As I was locking up, I remembered that Robert Sugg, an SSI Senior Associate from the very beginning and a truly amazing archivist, had donated a good chunk of his Space Studies Institute personal collection to SSI. Along with his copies of the general-audience SSI UPdate newsletters, he also had correspondence with/from Gerry O’Neill and Gregg Maryniak and a nice set of “Private and Confidential” SA-Only documents. At this point, decades later, these SA-Onlies don’t *all* have to still be considered classified, so I opened that big date-ordered folder. I figured I’d do a binary search just to see if there was anything. And there, right there in the very first cut of the cards, was the gold. The November 10th, 1989 Gerry O’Neill letter that you see on the top of this page. Stick a fork in me, Jesus, I’m done :-).
Saturday night. Too much stuff. Way too much. Full Lunar Prospector write-ups, but a lot more smaller quick mentions as the work was progressing with bullet points of just a paragraph or two per issue. My goal was to give the realities but to try to make it easy and fast, not hundreds of pages that a person would have to work through. But for context, and for time because I have work to get back to by Monday morning, I couldn’t start a scrapbooking craft project. Right or wrong, decision was made: Go for the big ones from the startup to the first major public win. If it catches his attention and if he wants to see more, I know where the minutia is.
Sunday morning. Unboxed the Plustek and scanned. No time for the pixel level cleanup that we do on things like the SPS Research Library releases, they’ll have to look the way they looked.

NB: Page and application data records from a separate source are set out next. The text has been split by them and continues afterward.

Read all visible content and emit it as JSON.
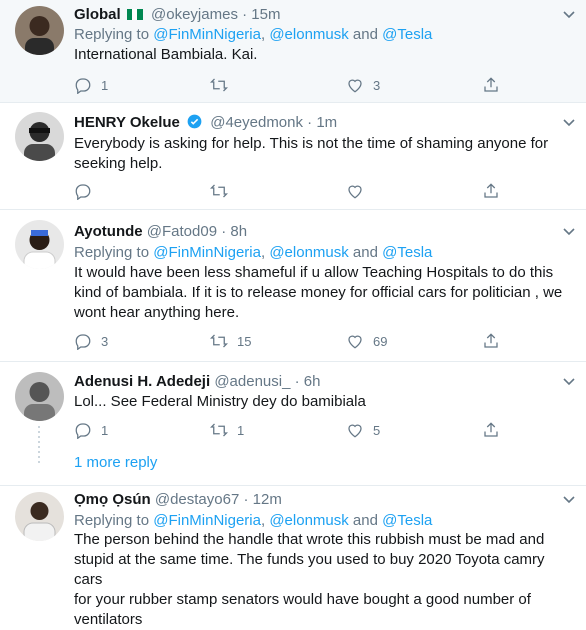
{
  "tweets": [
    {
      "name": "Global",
      "handle": "@okeyjames",
      "time": "15m",
      "replying_prefix": "Replying to ",
      "mentions": [
        "@FinMinNigeria",
        "@elonmusk",
        "@Tesla"
      ],
      "sep1": ", ",
      "sep2": " and ",
      "text": "International Bambiala. Kai.",
      "reply_count": "1",
      "retweet_count": "",
      "like_count": "3"
    },
    {
      "name": "HENRY Okelue",
      "handle": "@4eyedmonk",
      "time": "1m",
      "text_lines": [
        "Everybody is asking for help. This is not the time of shaming anyone for",
        "seeking help."
      ],
      "reply_count": "",
      "retweet_count": "",
      "like_count": ""
    },
    {
      "name": "Ayotunde",
      "handle": "@Fatod09",
      "time": "8h",
      "replying_prefix": "Replying to ",
      "mentions": [
        "@FinMinNigeria",
        "@elonmusk",
        "@Tesla"
      ],
      "sep1": ", ",
      "sep2": " and ",
      "text_lines": [
        "It would have been less shameful if u allow Teaching  Hospitals to do this",
        "kind of bambiala. If it is to release money for official cars for politician , we",
        "wont hear anything here."
      ],
      "reply_count": "3",
      "retweet_count": "15",
      "like_count": "69"
    },
    {
      "name": "Adenusi H. Adedeji",
      "handle": "@adenusi_",
      "time": "6h",
      "text": "Lol... See Federal Ministry dey do bamibiala",
      "reply_count": "1",
      "retweet_count": "1",
      "like_count": "5"
    },
    {
      "name": "Ọmọ Ọsún",
      "handle": "@destayo67",
      "time": "12m",
      "replying_prefix": "Replying to ",
      "mentions": [
        "@FinMinNigeria",
        "@elonmusk",
        "@Tesla"
      ],
      "sep1": ", ",
      "sep2": " and ",
      "text_lines": [
        "The person behind the handle that wrote this rubbish must be mad and",
        "stupid at the same time. The funds you used to buy 2020 Toyota camry cars",
        "for your rubber stamp senators would have bought a good number of",
        "ventilators"
      ]
    }
  ],
  "more_replies_label": "1 more reply",
  "colors": {
    "accent": "#1da1f2",
    "muted": "#657786",
    "border": "#e6ecf0",
    "highlight_bg": "#f5f8fa"
  }
}
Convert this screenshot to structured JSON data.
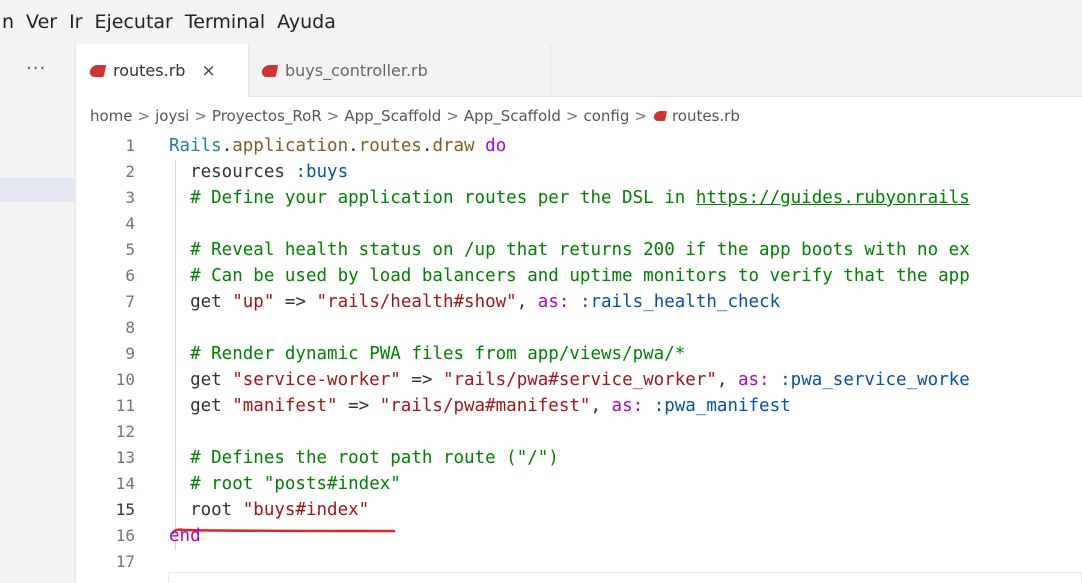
{
  "menu": [
    "n",
    "Ver",
    "Ir",
    "Ejecutar",
    "Terminal",
    "Ayuda"
  ],
  "sidebar": {
    "more_label": "···"
  },
  "tabs": [
    {
      "label": "routes.rb",
      "active": true,
      "close": "×"
    },
    {
      "label": "buys_controller.rb",
      "active": false
    }
  ],
  "breadcrumb": [
    "home",
    "joysi",
    "Proyectos_RoR",
    "App_Scaffold",
    "App_Scaffold",
    "config",
    "routes.rb"
  ],
  "breadcrumb_sep": ">",
  "code_lines": [
    {
      "n": "1",
      "tokens": [
        [
          "const",
          "Rails"
        ],
        [
          "plain",
          "."
        ],
        [
          "meth",
          "application"
        ],
        [
          "plain",
          "."
        ],
        [
          "meth",
          "routes"
        ],
        [
          "plain",
          "."
        ],
        [
          "meth",
          "draw"
        ],
        [
          "plain",
          " "
        ],
        [
          "kw",
          "do"
        ]
      ]
    },
    {
      "n": "2",
      "tokens": [
        [
          "plain",
          "  resources "
        ],
        [
          "sym",
          ":buys"
        ]
      ]
    },
    {
      "n": "3",
      "tokens": [
        [
          "plain",
          "  "
        ],
        [
          "cmt",
          "# Define your application routes per the DSL in "
        ],
        [
          "link",
          "https://guides.rubyonrails"
        ]
      ]
    },
    {
      "n": "4",
      "tokens": []
    },
    {
      "n": "5",
      "tokens": [
        [
          "plain",
          "  "
        ],
        [
          "cmt",
          "# Reveal health status on /up that returns 200 if the app boots with no ex"
        ]
      ]
    },
    {
      "n": "6",
      "tokens": [
        [
          "plain",
          "  "
        ],
        [
          "cmt",
          "# Can be used by load balancers and uptime monitors to verify that the app"
        ]
      ]
    },
    {
      "n": "7",
      "tokens": [
        [
          "plain",
          "  get "
        ],
        [
          "str",
          "\"up\""
        ],
        [
          "plain",
          " => "
        ],
        [
          "str",
          "\"rails/health#show\""
        ],
        [
          "plain",
          ", "
        ],
        [
          "kw",
          "as:"
        ],
        [
          "plain",
          " "
        ],
        [
          "sym",
          ":rails_health_check"
        ]
      ]
    },
    {
      "n": "8",
      "tokens": []
    },
    {
      "n": "9",
      "tokens": [
        [
          "plain",
          "  "
        ],
        [
          "cmt",
          "# Render dynamic PWA files from app/views/pwa/*"
        ]
      ]
    },
    {
      "n": "10",
      "tokens": [
        [
          "plain",
          "  get "
        ],
        [
          "str",
          "\"service-worker\""
        ],
        [
          "plain",
          " => "
        ],
        [
          "str",
          "\"rails/pwa#service_worker\""
        ],
        [
          "plain",
          ", "
        ],
        [
          "kw",
          "as:"
        ],
        [
          "plain",
          " "
        ],
        [
          "sym",
          ":pwa_service_worke"
        ]
      ]
    },
    {
      "n": "11",
      "tokens": [
        [
          "plain",
          "  get "
        ],
        [
          "str",
          "\"manifest\""
        ],
        [
          "plain",
          " => "
        ],
        [
          "str",
          "\"rails/pwa#manifest\""
        ],
        [
          "plain",
          ", "
        ],
        [
          "kw",
          "as:"
        ],
        [
          "plain",
          " "
        ],
        [
          "sym",
          ":pwa_manifest"
        ]
      ]
    },
    {
      "n": "12",
      "tokens": []
    },
    {
      "n": "13",
      "tokens": [
        [
          "plain",
          "  "
        ],
        [
          "cmt",
          "# Defines the root path route (\"/\")"
        ]
      ]
    },
    {
      "n": "14",
      "tokens": [
        [
          "plain",
          "  "
        ],
        [
          "cmt",
          "# root \"posts#index\""
        ]
      ]
    },
    {
      "n": "15",
      "tokens": [
        [
          "plain",
          "  root "
        ],
        [
          "str",
          "\"buys#index\""
        ]
      ]
    },
    {
      "n": "16",
      "tokens": [
        [
          "kw",
          "end"
        ]
      ]
    },
    {
      "n": "17",
      "tokens": []
    }
  ],
  "colors": {
    "ruby_icon": "#cc3534",
    "annotation": "#e0241b",
    "comment": "#008000",
    "string": "#a31515",
    "keyword": "#af00db",
    "symbol": "#0451a5"
  }
}
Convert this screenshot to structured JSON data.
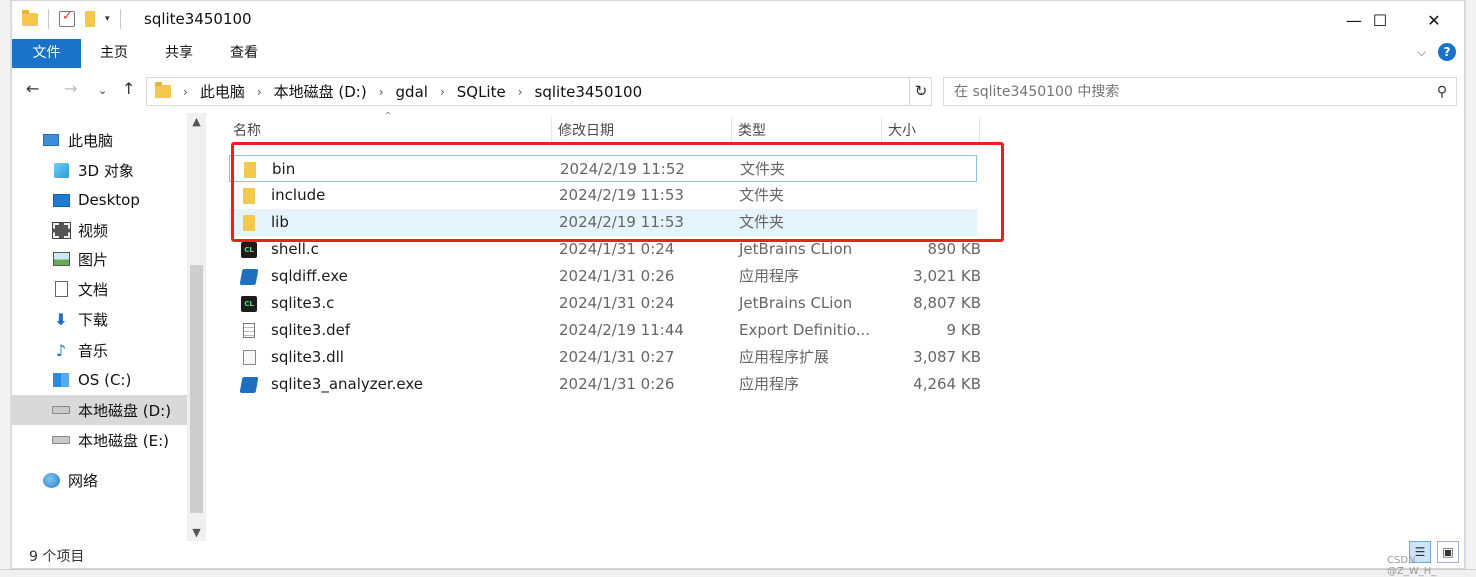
{
  "window": {
    "title": "sqlite3450100",
    "minimize_glyph": "—",
    "maximize_glyph": "☐",
    "close_glyph": "✕"
  },
  "ribbon": {
    "tabs": [
      "文件",
      "主页",
      "共享",
      "查看"
    ]
  },
  "address": {
    "crumbs": [
      "此电脑",
      "本地磁盘 (D:)",
      "gdal",
      "SQLite",
      "sqlite3450100"
    ],
    "search_placeholder": "在 sqlite3450100 中搜索"
  },
  "navpane": {
    "items": [
      {
        "label": "此电脑",
        "icon": "pc-icon"
      },
      {
        "label": "3D 对象",
        "icon": "3d-objects-icon"
      },
      {
        "label": "Desktop",
        "icon": "desktop-icon"
      },
      {
        "label": "视频",
        "icon": "video-icon"
      },
      {
        "label": "图片",
        "icon": "picture-icon"
      },
      {
        "label": "文档",
        "icon": "document-icon"
      },
      {
        "label": "下载",
        "icon": "download-icon"
      },
      {
        "label": "音乐",
        "icon": "music-icon"
      },
      {
        "label": "OS (C:)",
        "icon": "os-drive-icon"
      },
      {
        "label": "本地磁盘 (D:)",
        "icon": "drive-icon",
        "selected": true
      },
      {
        "label": "本地磁盘 (E:)",
        "icon": "drive-icon"
      },
      {
        "label": "网络",
        "icon": "network-icon"
      }
    ]
  },
  "columns": {
    "name": "名称",
    "date": "修改日期",
    "type": "类型",
    "size": "大小"
  },
  "files": [
    {
      "name": "bin",
      "date": "2024/2/19 11:52",
      "type": "文件夹",
      "size": "",
      "icon": "folder-icon"
    },
    {
      "name": "include",
      "date": "2024/2/19 11:53",
      "type": "文件夹",
      "size": "",
      "icon": "folder-icon"
    },
    {
      "name": "lib",
      "date": "2024/2/19 11:53",
      "type": "文件夹",
      "size": "",
      "icon": "folder-icon"
    },
    {
      "name": "shell.c",
      "date": "2024/1/31 0:24",
      "type": "JetBrains CLion",
      "size": "890 KB",
      "icon": "clion-file-icon"
    },
    {
      "name": "sqldiff.exe",
      "date": "2024/1/31 0:26",
      "type": "应用程序",
      "size": "3,021 KB",
      "icon": "exe-icon"
    },
    {
      "name": "sqlite3.c",
      "date": "2024/1/31 0:24",
      "type": "JetBrains CLion",
      "size": "8,807 KB",
      "icon": "clion-file-icon"
    },
    {
      "name": "sqlite3.def",
      "date": "2024/2/19 11:44",
      "type": "Export Definitio...",
      "size": "9 KB",
      "icon": "def-file-icon"
    },
    {
      "name": "sqlite3.dll",
      "date": "2024/1/31 0:27",
      "type": "应用程序扩展",
      "size": "3,087 KB",
      "icon": "dll-file-icon"
    },
    {
      "name": "sqlite3_analyzer.exe",
      "date": "2024/1/31 0:26",
      "type": "应用程序",
      "size": "4,264 KB",
      "icon": "exe-icon"
    }
  ],
  "status": {
    "count": "9 个项目"
  },
  "watermark": "CSDN @Z_W_H_",
  "colors": {
    "accent": "#1a73c9",
    "highlight_box": "#e8231e"
  }
}
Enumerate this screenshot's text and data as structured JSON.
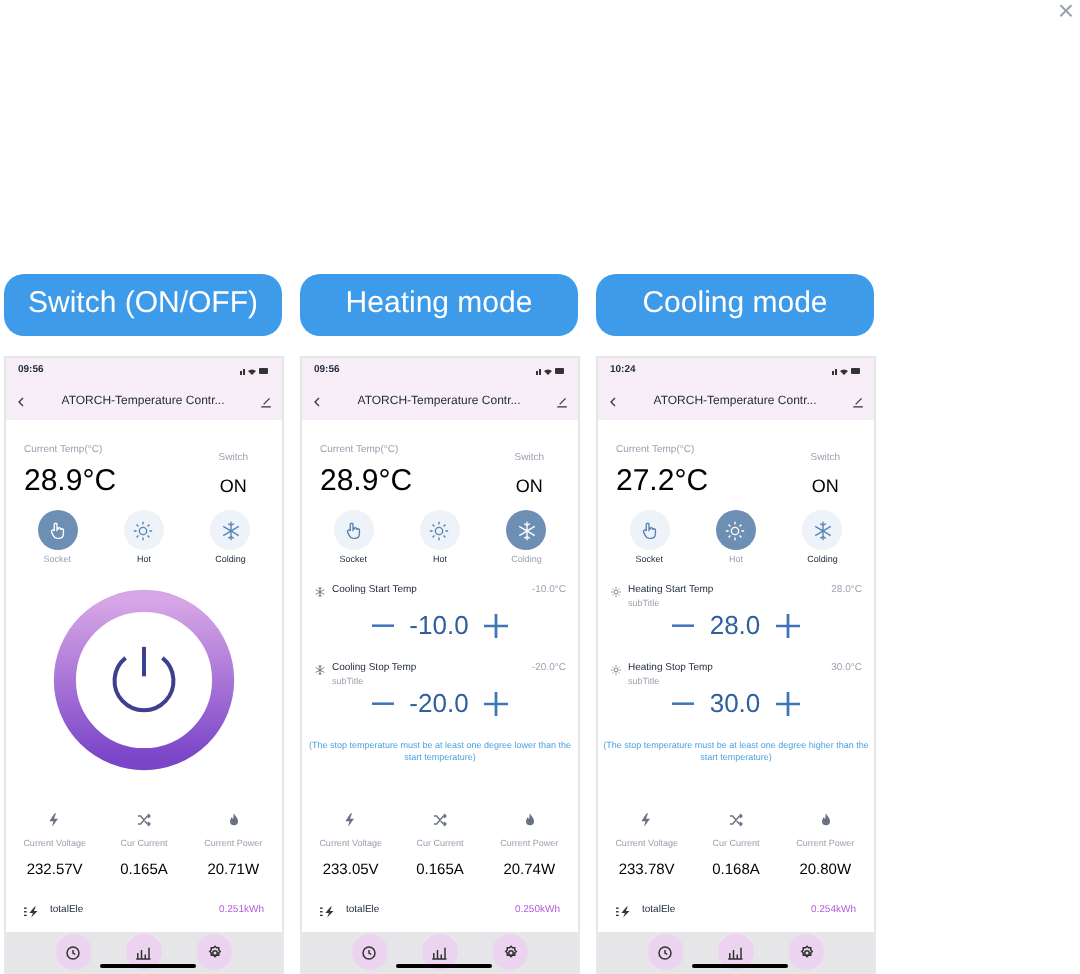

Sunday afternoon. Wife playing Starfield – I’m more Mass Effect but Starfield is darned pretty. Used the laptop on the couch for fast ocr, simple hyperlinking of ‘continued on page x’ lines, used the Table of Contents feature to point to the important Lunar Prospector stuff among the other stories (that Sally Ride piece is mighty good, it’s not LP specific but the Ride Report was strong for Lunar, so added it to the TOC).
Sunday evening. Compiled to online reader format. Remembered that Alan Binder BBC4 dvd from the Australian “Exploring Space” boxed set, edited it down to just the bullets for a ‘what the heck’ bit of value-add AV. Made the credits very clear. The smart, professional SSI people won’t say it but I will, it’s really annoying when so many others use all the O’Neill and Space Studies Institute stuff without mentioning O’Neill’s SSI. So we don’t do that. Maybe that’s why we’re not billionaires and Mark Hopkins once fatherly-chuckled at me about it but, hey, it’s rude. So give the BBC and Wall to Wall their credit. Good documentary, too bad you can only get it these days in Australia. I hope it plays for you in this post, it should but if it doesn’t I do apologize.
Sunday night. Uploaded the files. Dang, now I have to write copy… how? Too tired to come up with a clever slant. How about honesty? It may be boring, but it’s how we got here.
“It started on Wednesday. …” … And here we are now.
And here it is:
(play with the buttons on the viewer, they’re there to help you. On a mobile device, the book will open in a new tab. Phone tip: double tap a column of text to bring just that column up, great for the thin columns of the SSI Updates.)
And here is Dr. Binder on the BBC4:
And here is that book:
1,100 pages of “Here’s how you make NASA do what they don’t really want to do. AND prove that there is water on the Moon.” Maybe now it looks like there’s some hope in sticking with this space stuff? That real things can be done? Let me know at the Goose next week, if the boats come in with clean hauls they usually have fish & chips on Thursdays.